The biggest game of the NFL season is approaching quickly and there seems to be an issue that is dominating the Super Bowl discussion. No, I'm not talking about what Richard Sherman will say next, but rather what the weather will be like on game day. The game is set to take place in East Rutherford, New Jersey/New York where there has been talk of the threat of a major winter storm. The NFL ignored the risk and probability of this happening by choosing to have the game here due to the money that could be made from it (Read more about the NY Bias: https://fantasyknuckleheads.com/super-bowl-new-york-bias/ ). This has sparked many discussions about what the solution is to avoiding this situation in the future. While recent weather reports have shown that the chance of a winter storm has drastically decreased, it still presents an interesting debate. Below, I have listed the four main arguments I have heard used by various sports analysts and casual fans, along with some of the pros and cons associated with each.
Solution #1: Don't change anything
Pro: Many people want no action to be taken at all. The elements and unpredictability of the weather are a part of the game. The entire season is played in all different types of weather and the Super Bowl should be that way too. This is how it has always been, and this is the way it always needs to be. If something isn't broken, don't fix it.
Con: Basically, everything that has everyone worried about the big game this year. The Super Bowl is the game which decides the champion of the NFL. If the weather is horrible, it may not tell us anything but which team can stay on their feet the longest without tripping in the snow. Take for example the "snow game" earlier this year between the Philadelphia Eagles and the Detroit Lions (pictured to the right). While this game may have been fun to watch for non-football fans or fans of teams other than these, it was a very poor display of an NFL game. Players were unable to stay on their feet, quarterbacks couldn't throw accurate passes, and I can guarantee you that these teams did not find anything funny about this.
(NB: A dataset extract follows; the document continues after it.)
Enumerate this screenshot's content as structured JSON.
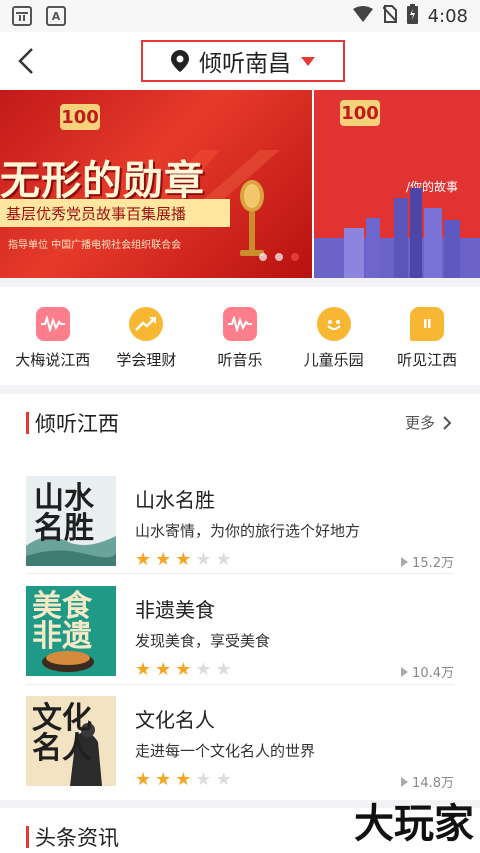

Only 3% of players ever make it to a Super Bowl and it would be a shame if the deciding factor of a game was mother nature.
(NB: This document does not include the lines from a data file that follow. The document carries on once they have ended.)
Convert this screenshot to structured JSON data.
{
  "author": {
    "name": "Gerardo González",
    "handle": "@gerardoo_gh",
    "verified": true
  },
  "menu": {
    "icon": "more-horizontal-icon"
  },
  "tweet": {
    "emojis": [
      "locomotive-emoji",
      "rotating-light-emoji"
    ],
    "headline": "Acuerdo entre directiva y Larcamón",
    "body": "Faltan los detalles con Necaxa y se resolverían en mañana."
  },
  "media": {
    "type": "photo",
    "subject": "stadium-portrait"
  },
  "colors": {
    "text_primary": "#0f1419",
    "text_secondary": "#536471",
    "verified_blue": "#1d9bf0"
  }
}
Solution #2: Always have the Super Bowl indoors.
Pro: The negatives associated with solution #1 would be solved. There would never be any chance of inclement weather playing a role in the game. This would ensure that the Super Bowl would always be able to show us who the better team was. (Now, power outages are a different story.)
Con: It could take away from the "integrity" of the game. Some believe that the game of football was meant to be played outdoors and that it should always stay that way. Also, it may play some sort of role in the game if the majority of the regular season games were played outdoors. The feel of playing indoors may actually have a different kind of affect on the game.
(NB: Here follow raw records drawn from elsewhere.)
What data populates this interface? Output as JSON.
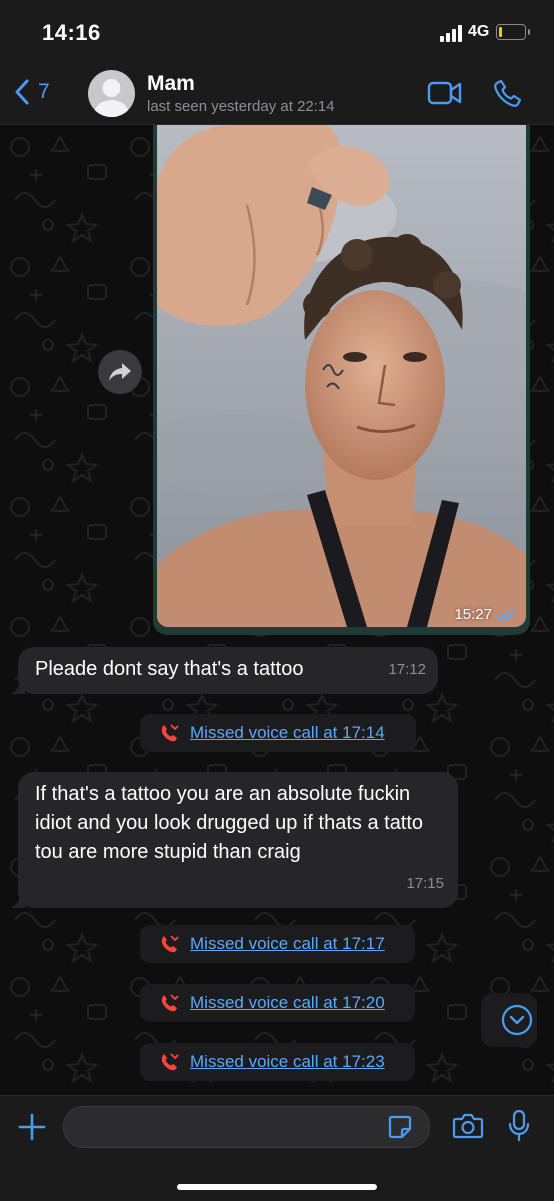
{
  "status_bar": {
    "time": "14:16",
    "network": "4G",
    "battery_level": 0.1
  },
  "header": {
    "back_count": "7",
    "contact_name": "Mam",
    "last_seen": "last seen yesterday at 22:14"
  },
  "photo_message": {
    "time": "15:27",
    "status": "read"
  },
  "messages": [
    {
      "text": "Pleade dont say that's a tattoo",
      "time": "17:12"
    },
    {
      "text": "If that's  a tattoo you are an absolute fuckin idiot and you look drugged up  if thats a tatto tou are more stupid than craig",
      "time": "17:15"
    }
  ],
  "missed_calls": [
    {
      "label": "Missed voice call at 17:14"
    },
    {
      "label": "Missed voice call at 17:17"
    },
    {
      "label": "Missed voice call at 17:20"
    },
    {
      "label": "Missed voice call at 17:23"
    }
  ],
  "colors": {
    "accent": "#4a9cf0",
    "bubble_incoming": "#262628",
    "missed_call": "#ff453a",
    "link": "#5aa9ff"
  }
}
Solution #3: Have all playoff games played indoors.
Pro: Not only the Super Bowl, but every playoff game is important. No important game should have the possibility of being drastically changed by the weather. This would ensure that we can truly see who the best team is in the NFL, starting all the way at the Wild-Card round.
Con: This is unrealistic without solution #4 happening. The thing that makes this impossible is the home-field advantage factor. Currently, only 8 NFL teams play in a domed or retractable roof stadium. When any of the teams other than these 8 hosted a playoff game, they wouldn't get to do it in their own stadium. That would obviously never happen, which leads us to solution #4.
Solution #4: The NFL should gravitate toward every team playing indoors.
Pro: While this view is obviously unrealistic (for now anyways), it is an interesting theory. More and more teams across multiple sports are starting to build these domed and retractable roof stadiums. It is not crazy to think that one day, we could be looking at a world of sports where every team played in stadiums like these. Weather would never have a chance of playing a role in any game. This solution is a view held by the ever popular ESPN First Take analyst, Skip Bayless.
Con: Obviously, it would take a lot of time and money to build these revolutionary stadiums. Also, once again we are presented with the belief that football was meant to be played outdoors. This would fully compromise that belief.
As you can see, any solution is going to have its perks as well as its drawbacks. Any decision for a game of this magnitude is going to have people who will argue and disagree. It varies between the individual as to which view is right. As for me, I believe that some form of solution #2 would be best. I believe that the most important game of the year should have no added factors outside of the teams competing, and should be played either indoors or in a place where there is virtually no chance of inclement weather. Lets just all hope that the recent reports are right and the weather will not play a factor in Super Bowl XLVIII.
Comment and let us know which solution you would like to see or something that could be added to any of them.